The current impasse is all the more frustrating because the Catholic Church has long been a leading provider of, and advocate for, accessible, life-affirming health care. We would have preferred to spend these recent past years working toward this shared goal instead of resisting this intrusion into our religious liberty. We have been forced to devote time and resources to a conflict we did not start nor seek.

As the government’s implementation of the mandate against us approaches, we bishops stand united in our resolve to resist this heavy burden and protect our religious freedom. Even as each bishop struggles to address the mandate, together we are striving to develop alternate avenues of response to this difficult situation. We seek to answer the Gospel call to serve our neighbors, meet our obligation to provide our people with just health insurance, protect our religious freedom, and not be coerced to violate our consciences. We remain grateful for the unity we share in this endeavor with Americans of all other faiths, and even with those of no faith at all. It is our hope that our ministries and lay faithful will be able to continue providing insurance in a manner consistent with the faith of our Church. We will continue our efforts in Congress and especially with the promising initiatives in the courts to protect the religious freedom that ensures our ability to fulfill the Gospel by serving the common good.

This resolve is particularly providential on this feast of the patroness of immigrants, St. Frances Xavier Cabrini. She was a brave woman who brought the full vigor of her deep religious faith to the service of the sick, the poor, children, the elderly, and the immigrant. We count on her intercession, as united we obey the command of Jesus to serve the least of our brothers and sisters.


After not hearing from me in nearly a month, I send greetings from Baltimore and the annual Fall Meeting of the United States Conference of Catholic Bishops. It seems as though we were just here, but now return with what seems like the same amount of material still requiring our attention and action for the good of the Church and for the protection of our religious liberty in our beloved country. The issues regarding the HHS mandate still loom over our heads and we are hopeful to be updated with some positive news. Your prayers are most welcome and certainly appreciated as we move through this week.

In early October I enjoyed the fellowship of our priests and deacons at the Annual Fall Clergy Conference, held at the Holy Cross Diocesan Center. We concentrated our efforts on parochial issues, the distribution of talent among our current band of clergy, and some new ideas for the future. This time of fellowship and study was well spent with many blessings received. Themes surfaced that may have a broader range of interest including our continued positive efforts in maintaining Catholic identity in healthcare, End of Life Issues, Durable Powers of Attorney for healthcare, and the like. These topics will provide us with future parish seminars and study groups. Another topic presented was our updated marriage preparation program. It is important that we ourselves become more clearly focused on the beauty and the gift of marriage given to us by God as the whole Church prepares for the Synod of Bishops convening next June to study and discuss Marriage and Family Life. I also took some time to share our work in this area with the Diocesan Pastoral Council at our meeting earlier this month.

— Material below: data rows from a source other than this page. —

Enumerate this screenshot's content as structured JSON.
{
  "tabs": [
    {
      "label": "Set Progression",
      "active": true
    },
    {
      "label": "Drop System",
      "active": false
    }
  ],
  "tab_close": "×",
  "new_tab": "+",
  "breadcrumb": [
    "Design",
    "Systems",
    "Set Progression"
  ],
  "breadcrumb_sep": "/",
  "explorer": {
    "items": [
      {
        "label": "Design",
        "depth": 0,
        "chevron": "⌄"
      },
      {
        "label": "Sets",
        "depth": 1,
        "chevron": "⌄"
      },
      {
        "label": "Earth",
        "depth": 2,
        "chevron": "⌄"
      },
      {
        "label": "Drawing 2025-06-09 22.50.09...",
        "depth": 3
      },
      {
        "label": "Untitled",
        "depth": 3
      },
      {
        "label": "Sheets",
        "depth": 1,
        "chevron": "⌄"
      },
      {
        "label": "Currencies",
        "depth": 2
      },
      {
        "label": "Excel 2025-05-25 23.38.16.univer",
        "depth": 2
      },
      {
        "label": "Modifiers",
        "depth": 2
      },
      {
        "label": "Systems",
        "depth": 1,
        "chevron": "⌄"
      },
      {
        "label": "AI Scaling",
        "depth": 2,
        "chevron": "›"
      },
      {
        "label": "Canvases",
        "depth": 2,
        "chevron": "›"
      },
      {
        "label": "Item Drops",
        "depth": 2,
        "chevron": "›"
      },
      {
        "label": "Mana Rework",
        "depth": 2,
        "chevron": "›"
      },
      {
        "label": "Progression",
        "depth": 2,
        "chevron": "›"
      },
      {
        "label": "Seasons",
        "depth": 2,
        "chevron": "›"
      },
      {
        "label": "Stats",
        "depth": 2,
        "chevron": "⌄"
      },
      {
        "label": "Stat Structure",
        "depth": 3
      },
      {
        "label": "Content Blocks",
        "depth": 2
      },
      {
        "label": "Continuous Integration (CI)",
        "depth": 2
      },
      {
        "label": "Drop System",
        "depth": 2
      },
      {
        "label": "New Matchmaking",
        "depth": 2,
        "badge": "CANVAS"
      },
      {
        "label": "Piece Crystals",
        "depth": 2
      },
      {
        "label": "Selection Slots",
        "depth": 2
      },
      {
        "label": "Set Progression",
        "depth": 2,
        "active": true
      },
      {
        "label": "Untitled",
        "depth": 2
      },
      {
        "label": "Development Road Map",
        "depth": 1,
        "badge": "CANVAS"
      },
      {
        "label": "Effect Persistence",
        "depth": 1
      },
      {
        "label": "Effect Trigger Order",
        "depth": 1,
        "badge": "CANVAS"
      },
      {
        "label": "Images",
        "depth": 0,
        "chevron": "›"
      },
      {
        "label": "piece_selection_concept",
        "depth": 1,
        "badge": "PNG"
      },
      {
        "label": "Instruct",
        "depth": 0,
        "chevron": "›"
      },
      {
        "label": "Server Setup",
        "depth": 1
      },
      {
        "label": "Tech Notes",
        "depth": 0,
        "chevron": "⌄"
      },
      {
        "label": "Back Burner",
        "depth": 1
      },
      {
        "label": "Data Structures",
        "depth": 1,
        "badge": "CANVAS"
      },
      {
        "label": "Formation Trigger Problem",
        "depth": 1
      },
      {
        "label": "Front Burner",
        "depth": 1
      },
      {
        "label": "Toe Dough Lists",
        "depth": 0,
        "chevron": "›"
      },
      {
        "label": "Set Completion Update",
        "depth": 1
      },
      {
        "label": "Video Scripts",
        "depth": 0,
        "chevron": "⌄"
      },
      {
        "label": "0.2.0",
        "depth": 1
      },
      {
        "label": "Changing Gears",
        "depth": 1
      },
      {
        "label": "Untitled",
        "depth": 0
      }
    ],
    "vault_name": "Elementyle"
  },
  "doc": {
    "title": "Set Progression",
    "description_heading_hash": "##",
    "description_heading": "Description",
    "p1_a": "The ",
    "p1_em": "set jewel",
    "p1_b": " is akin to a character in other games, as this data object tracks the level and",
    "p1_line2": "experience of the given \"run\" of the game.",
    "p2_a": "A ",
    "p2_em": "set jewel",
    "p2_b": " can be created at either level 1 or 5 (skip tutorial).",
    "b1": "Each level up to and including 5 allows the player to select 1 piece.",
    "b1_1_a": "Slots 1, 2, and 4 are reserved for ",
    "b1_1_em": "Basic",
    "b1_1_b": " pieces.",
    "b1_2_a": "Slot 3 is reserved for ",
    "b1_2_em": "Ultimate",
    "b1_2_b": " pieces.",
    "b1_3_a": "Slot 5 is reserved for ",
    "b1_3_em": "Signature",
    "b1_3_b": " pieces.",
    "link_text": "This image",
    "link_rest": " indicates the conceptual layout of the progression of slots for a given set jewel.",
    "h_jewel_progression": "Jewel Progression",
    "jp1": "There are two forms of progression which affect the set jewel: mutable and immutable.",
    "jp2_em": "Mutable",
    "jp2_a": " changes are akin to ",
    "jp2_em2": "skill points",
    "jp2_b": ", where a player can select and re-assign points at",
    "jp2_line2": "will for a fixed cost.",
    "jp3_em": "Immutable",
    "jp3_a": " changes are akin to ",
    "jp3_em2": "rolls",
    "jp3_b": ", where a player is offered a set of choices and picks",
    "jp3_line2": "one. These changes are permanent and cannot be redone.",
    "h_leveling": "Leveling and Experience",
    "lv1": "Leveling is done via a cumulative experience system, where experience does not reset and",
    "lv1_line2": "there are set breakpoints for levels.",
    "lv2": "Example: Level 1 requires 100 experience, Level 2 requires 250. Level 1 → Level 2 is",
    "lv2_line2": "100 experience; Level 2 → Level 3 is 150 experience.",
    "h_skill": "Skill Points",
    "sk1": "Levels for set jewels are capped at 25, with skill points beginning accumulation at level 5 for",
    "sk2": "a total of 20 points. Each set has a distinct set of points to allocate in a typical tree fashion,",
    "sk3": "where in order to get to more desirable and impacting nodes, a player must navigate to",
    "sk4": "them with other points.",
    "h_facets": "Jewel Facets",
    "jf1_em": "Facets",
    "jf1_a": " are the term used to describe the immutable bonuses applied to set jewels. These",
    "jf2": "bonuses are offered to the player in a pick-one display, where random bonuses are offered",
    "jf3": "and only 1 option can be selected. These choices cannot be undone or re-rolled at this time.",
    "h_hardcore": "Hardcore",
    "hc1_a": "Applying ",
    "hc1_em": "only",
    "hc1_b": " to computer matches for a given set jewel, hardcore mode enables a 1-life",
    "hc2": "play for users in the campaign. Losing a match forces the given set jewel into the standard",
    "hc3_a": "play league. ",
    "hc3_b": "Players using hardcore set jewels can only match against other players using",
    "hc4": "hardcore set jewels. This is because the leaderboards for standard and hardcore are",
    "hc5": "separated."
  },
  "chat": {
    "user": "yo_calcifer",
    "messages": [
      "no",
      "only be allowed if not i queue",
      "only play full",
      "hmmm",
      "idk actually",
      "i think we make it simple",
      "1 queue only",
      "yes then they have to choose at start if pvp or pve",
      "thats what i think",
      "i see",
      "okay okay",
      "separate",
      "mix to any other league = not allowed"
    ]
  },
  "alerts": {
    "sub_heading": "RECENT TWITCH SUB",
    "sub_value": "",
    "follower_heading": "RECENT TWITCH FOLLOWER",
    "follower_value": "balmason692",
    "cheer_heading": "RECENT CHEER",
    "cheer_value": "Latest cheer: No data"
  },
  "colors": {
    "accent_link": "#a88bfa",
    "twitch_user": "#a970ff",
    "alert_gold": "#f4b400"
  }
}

As you might think, there is great interest surrounding marriage these days.

The Diocesan Pastoral Council was also given an update on my meeting with the Wisconsin Catholic Conference held in Milwaukee at the end of October. Items discussed there included healthcare mandates and the preservation of conscience rights for medical professionals, the immigration reform efforts currently being considered in Congress, and some discussion of the Common Core in education curricula that may have some effect on Catholic schools.

This past month for me has been quite a whirlwind with meetings all over the country and Confirmations all over the Diocese!  All in all, I steadfastly maintain without a doubt, this is certainly an exciting time to be Catholic!

We’d certainly enjoy sharing the excitement with you at Sunday Mass.